Although Isaiah had received a divine commission that stressed God’s judgement, the prophet was not a stoic, unaffected by the rejection of his message by his listeners. He felt in his heart the disappointment of such few converts, he longed for his listeners to receive God’s mercy, and he regretted how little success he saw. Of course, he was faithful and he will receive God’s commendation for serving in this way. Yet we can ask an important question: ‘Who is there who can understand the prophet’s pain?’ One obvious answer is that his fellow prophets would. Yet we can move beyond them to later times.

This combination of awareness of divine judgement and powerful concern for those facing it is also seen in the heart concern displayed by the apostle Paul for his own people, the Jews: ‘I am speaking the truth in Christ – I am not lying; my conscience bears me witness in the Holy Spirit – that I have great sorrow and unceasing anguish in my heart. For I could wish that I myself were accursed and cut off from Christ for the sake of my brothers, my kinsmen according to the flesh’ (Rom. 9:1-3). It would have been easy for Paul to have responded by saying his opponents deserved to receive divine judgement or that their fate was all part of God’s plan. Both answers are true, but neither of them is appropriate. It is not a godly attitude to be indifferent concerning the state of the lost.

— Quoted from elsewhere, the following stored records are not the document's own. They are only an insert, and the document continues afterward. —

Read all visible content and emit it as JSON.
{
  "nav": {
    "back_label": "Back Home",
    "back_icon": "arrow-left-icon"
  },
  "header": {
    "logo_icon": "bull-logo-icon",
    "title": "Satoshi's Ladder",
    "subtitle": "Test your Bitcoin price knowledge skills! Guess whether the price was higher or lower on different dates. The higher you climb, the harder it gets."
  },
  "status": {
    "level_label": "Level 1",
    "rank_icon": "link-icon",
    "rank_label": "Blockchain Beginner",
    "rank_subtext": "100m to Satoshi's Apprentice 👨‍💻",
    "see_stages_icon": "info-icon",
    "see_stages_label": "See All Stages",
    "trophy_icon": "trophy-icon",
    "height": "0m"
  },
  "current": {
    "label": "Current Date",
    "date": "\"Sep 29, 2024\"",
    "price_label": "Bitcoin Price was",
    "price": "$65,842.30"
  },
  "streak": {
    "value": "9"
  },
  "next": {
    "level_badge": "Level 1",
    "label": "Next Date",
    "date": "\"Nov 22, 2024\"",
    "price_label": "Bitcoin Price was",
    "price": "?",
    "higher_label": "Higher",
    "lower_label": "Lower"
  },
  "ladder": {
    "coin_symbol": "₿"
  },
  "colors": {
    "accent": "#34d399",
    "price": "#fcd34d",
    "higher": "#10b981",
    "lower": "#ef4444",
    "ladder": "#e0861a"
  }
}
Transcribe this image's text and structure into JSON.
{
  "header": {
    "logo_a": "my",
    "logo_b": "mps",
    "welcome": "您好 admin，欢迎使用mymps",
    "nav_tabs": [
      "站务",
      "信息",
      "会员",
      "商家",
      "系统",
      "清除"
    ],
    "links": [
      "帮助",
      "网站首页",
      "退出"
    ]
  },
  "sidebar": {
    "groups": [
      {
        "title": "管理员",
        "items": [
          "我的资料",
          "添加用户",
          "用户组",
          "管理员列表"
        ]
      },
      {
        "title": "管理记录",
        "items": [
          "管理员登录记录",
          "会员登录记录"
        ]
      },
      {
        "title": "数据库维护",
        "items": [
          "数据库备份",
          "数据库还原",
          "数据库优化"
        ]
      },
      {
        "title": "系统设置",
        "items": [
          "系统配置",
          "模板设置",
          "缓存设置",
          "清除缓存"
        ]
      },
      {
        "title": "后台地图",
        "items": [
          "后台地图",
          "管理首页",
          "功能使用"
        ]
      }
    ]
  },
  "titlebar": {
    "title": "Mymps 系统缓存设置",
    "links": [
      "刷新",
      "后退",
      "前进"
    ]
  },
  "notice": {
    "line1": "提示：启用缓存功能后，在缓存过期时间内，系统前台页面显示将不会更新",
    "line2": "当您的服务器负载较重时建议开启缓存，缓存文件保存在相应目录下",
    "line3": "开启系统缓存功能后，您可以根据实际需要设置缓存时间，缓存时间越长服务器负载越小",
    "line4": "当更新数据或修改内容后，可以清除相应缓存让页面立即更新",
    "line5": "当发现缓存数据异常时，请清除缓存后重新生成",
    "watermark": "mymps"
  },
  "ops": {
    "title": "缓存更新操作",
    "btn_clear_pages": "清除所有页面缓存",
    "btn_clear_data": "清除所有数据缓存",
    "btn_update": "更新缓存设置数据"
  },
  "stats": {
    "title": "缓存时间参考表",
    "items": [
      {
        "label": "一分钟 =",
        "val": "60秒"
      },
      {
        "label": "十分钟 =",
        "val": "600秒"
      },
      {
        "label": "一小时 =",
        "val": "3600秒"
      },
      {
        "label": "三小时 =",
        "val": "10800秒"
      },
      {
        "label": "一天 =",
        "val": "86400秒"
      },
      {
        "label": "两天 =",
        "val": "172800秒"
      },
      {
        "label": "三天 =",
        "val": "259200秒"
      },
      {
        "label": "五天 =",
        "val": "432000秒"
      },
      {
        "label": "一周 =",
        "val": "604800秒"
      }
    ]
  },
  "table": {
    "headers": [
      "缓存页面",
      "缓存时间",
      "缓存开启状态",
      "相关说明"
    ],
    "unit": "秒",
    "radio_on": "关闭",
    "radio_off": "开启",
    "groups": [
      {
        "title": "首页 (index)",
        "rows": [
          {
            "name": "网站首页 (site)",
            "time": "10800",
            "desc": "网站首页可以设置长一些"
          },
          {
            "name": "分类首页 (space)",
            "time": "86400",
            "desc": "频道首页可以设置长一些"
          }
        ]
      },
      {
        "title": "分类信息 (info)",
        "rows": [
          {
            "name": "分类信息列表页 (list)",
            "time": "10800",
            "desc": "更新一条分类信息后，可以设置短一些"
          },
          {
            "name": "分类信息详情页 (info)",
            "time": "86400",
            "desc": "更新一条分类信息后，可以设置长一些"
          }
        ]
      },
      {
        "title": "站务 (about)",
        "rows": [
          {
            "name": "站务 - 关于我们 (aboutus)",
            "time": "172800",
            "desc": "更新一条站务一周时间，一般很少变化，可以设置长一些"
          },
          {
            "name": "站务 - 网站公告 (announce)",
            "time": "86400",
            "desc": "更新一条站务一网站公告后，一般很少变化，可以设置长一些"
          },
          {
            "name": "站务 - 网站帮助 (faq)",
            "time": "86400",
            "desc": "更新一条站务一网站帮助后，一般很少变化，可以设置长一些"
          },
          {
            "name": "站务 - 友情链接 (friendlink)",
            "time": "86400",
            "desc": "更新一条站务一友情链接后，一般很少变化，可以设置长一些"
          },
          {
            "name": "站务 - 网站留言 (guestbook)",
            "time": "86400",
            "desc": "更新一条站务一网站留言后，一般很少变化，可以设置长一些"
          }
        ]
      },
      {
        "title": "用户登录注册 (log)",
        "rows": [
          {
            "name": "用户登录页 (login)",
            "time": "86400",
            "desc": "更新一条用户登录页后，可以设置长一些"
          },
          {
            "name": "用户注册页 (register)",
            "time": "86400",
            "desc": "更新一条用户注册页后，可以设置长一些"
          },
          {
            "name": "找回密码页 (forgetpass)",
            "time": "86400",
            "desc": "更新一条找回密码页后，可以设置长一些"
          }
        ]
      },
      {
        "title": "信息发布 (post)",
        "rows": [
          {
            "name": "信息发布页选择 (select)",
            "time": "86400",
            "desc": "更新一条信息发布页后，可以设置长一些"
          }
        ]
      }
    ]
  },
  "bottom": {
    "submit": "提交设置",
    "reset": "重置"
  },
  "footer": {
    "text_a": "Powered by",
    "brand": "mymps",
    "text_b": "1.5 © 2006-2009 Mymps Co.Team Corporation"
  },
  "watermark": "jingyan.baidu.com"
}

Even more wonderful is the fact that Jesus, the one who commissioned Isaiah in Isaiah 6, would also experience this strange spiritual dilemma. Recall his response concerning Jerusalem, a city which he knew would yet receive divine judgement: ‘O Jerusalem, Jerusalem, the city that kills the prophets and stones those who are sent to it! How often would I have gathered your children together as a hen gathers her brood under her wings, and you would not! Behold, your house is forsaken. And I tell you, you will not see me until you say, “Blessed is he who comes in the name of the Lord!”’ (Luke 13:34-35). The facts that they had rejected God’s servants and experience divine judgement did not prevent the Saviour from desiring that his contemporaries would receive spiritual blessing.

Like Isaiah, we who preach can have similar spiritual comforts and experiences.

Tuesday, 5 May 2009

In Pastor Kim's study

What did we do in Korea? We often posed for pictures. If I tell you that I don't have a beard, you will work out who I am.

More on Korea

Since I visited Korea a few weeks ago, I have paid more attention to references to the Korean church. I was reading the other day about Paget Wilkes, a missionary to Japan, who visited Korea in 1910. His description of the Korean Church was very interesting to me, a Scottish Presbyterian. After saying that the Protestant church had gone from zero to 200,000 in twenty-four years, he gave five details of the Korean Church that impressed him. This is what he wrote:
  1. The love for, and earnest perusal of the Scriptures everywhere, and among all classes -- men, women, children. The Bible is undoubtedly the book of Korea.
  2. Their wonderful observance of the Lord's Day. All Christians close their shops, and abstain from every kind of work--like Scotland in the old days.
  3. The remarkable way in which the Koreans give to God's work. Almost all the churches are built with Korean money, and the pastors and workers are similarly supported. This is especially true of the Presbyterian church.
  4. The personal service and desire to spread the Gospel among the people. Many of the leaders, who in the early days were taken up with Evangelistic work, are now called upon to teach, and instruct, and train workers.
  5. The expectation and hope (especially in the Presbyterian Church) of the coming of the Lord. The majority of the missionaries also in the country teach it plainly to the people.

Wilkes also pointed out the harmony and love that existed in the church in Korea even although there was a variety of doctrinal views and national backgrounds. In addition, at that time, the destructive and devastating effects of higher criticism had not yet appeared in the church in Korea.

My first response to Wilkes' description was a sense of amazement. But a couple of seconds later I realised that his description was of normal, biblical church life. I'm still amazed and still looking for biblical normality.